29th August 2012  Employees Continue to Flee Zynga as Share Price Falls Further.

Since the publication of second quarter results at the start of the month Zynga (ZNGA) has been hit with a slew of departures of top level staff.

Early in August Erik Bethke, who oversaw "Mafia Wars 2", the companies attempt to reignite one of its most import brands, left, followed by Alan Patmore who had been involved in "CityVille". Patmore left for Kixeye, a gaming company which focuses on producing games to appeal to hardcore gamers on Facebook. While lagging behind in terms of users Kixeye says its games make as much as 60 cents per user, well over the 4 cents most other social game companies make. Patmore will also be able to verify if Kixeye's depiction of CEO Mark Pincus in its recruitment video is accurate.

Others to leave this month included Jeremy Strauser, a general manager and Ya-Bing Chu, vice president of their mobile division, an area where Zynga is very weak at the moment. Chief Operating Officer John Schappert stepped down following a restructure in which Pincus began overseeing the company's game development directly.

Now AllThingsD confirms that Zynga's Chief Creative Officer Mike Verdu has left to start a new company. As yet Verdu hasn't commented on even the name of his new company, other than Zynga will invest in it and it will focus on making mobile games.

These departures come in the wake of Zynga's stock price plummeting below $3, driving down the compensation many employees have received. The atmosphere at Zynga has been described as "grim" and one employee earlier this month posted a "horrifying account of working" at the company. Feelings at the company weren't improved by the secondary offering of stock completed on the 3rd of April in which top brass sold off over 49 million shares while low level employees weren't allowed to take part and had to wait until the lock-up period ended on the 28th of May. In that length of time the price fell from over $12 to just over $6. Zynga's directors are currently under investigation to see if they acted in their own interests rather than in the best interests of the company.

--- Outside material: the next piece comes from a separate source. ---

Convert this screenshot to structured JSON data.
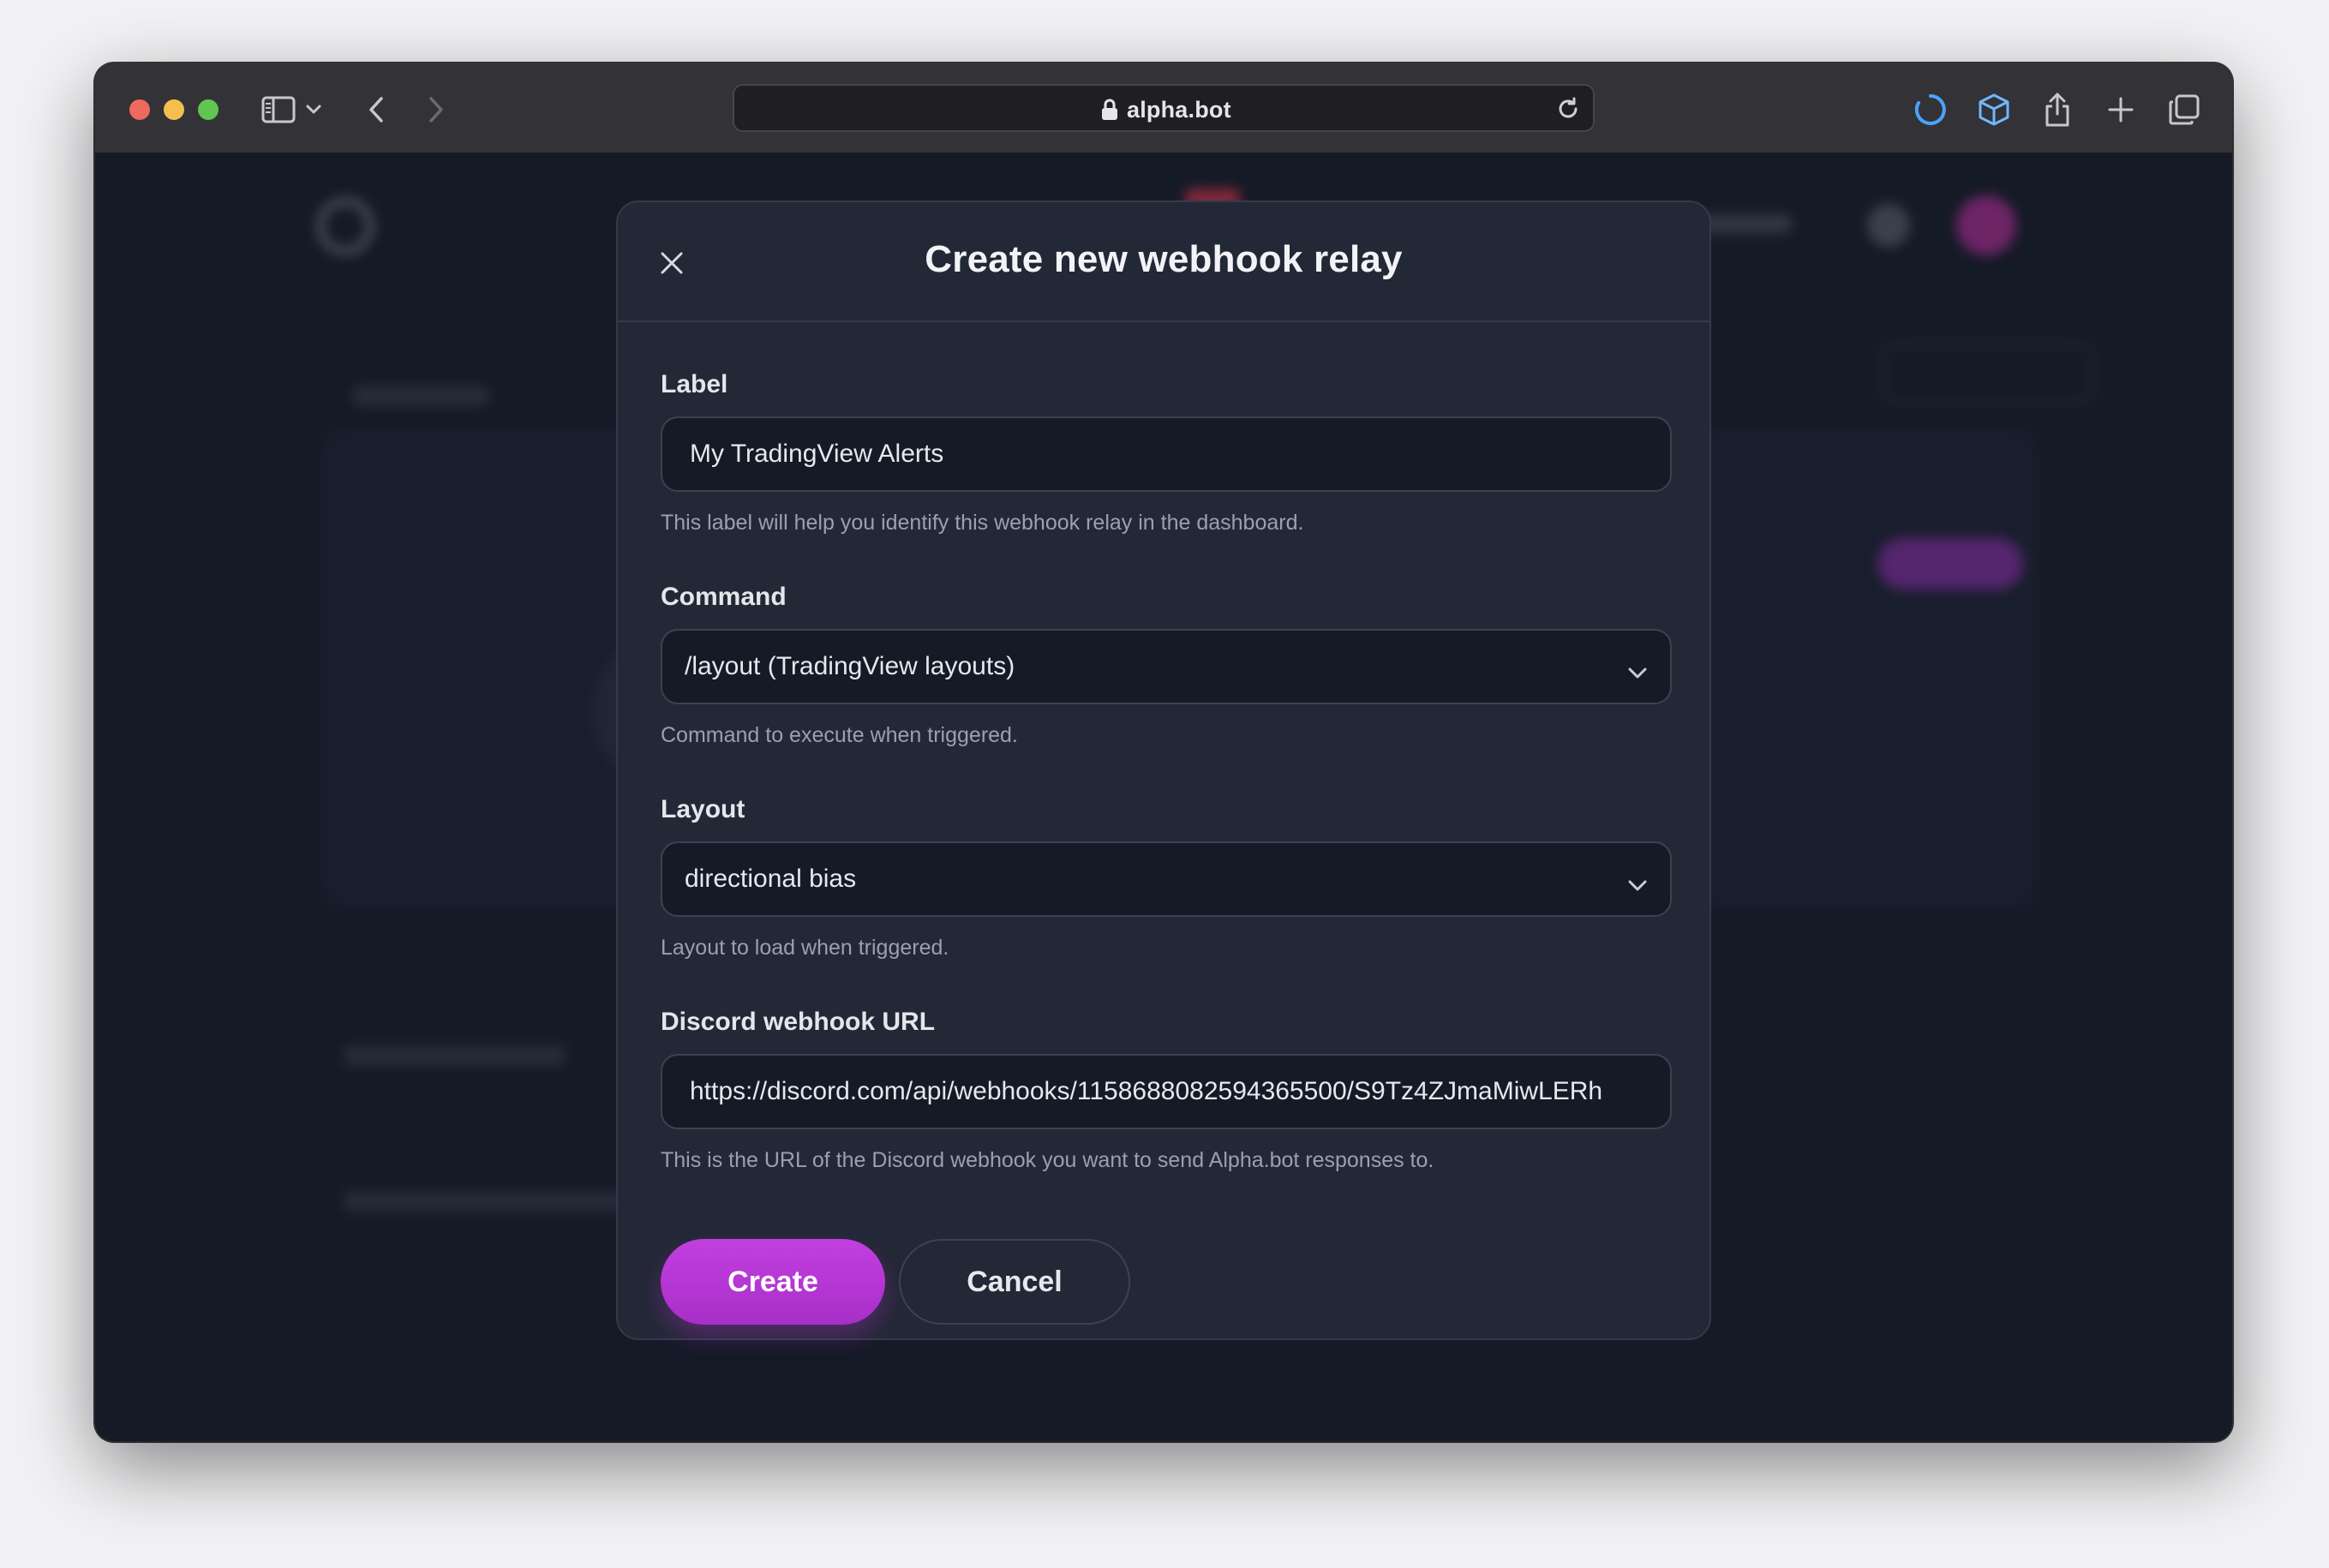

Zynga blames changes to the way Facebook (FB) promotes games for its poor performance but the truth is that they are facing user apathy to their older games while failing to attract users to their newer games which are often attacked as copies. Zynga currently finds itself being sued by Electronic Arts (EA) who accuse them of ripping off "The Sims Social" to make "The Ville". Other games companies have come onto the scene to challenge Zynga for users and it is no longer heavily protected and promoted by Facebook as it once was. The social network has now turned its attention towards advertising to raise revenue and on a fair and balanced field Zynga isn't playing well. Currently there appears to be nothing in sight to stop either their crashing share price or the outflow of talented employees.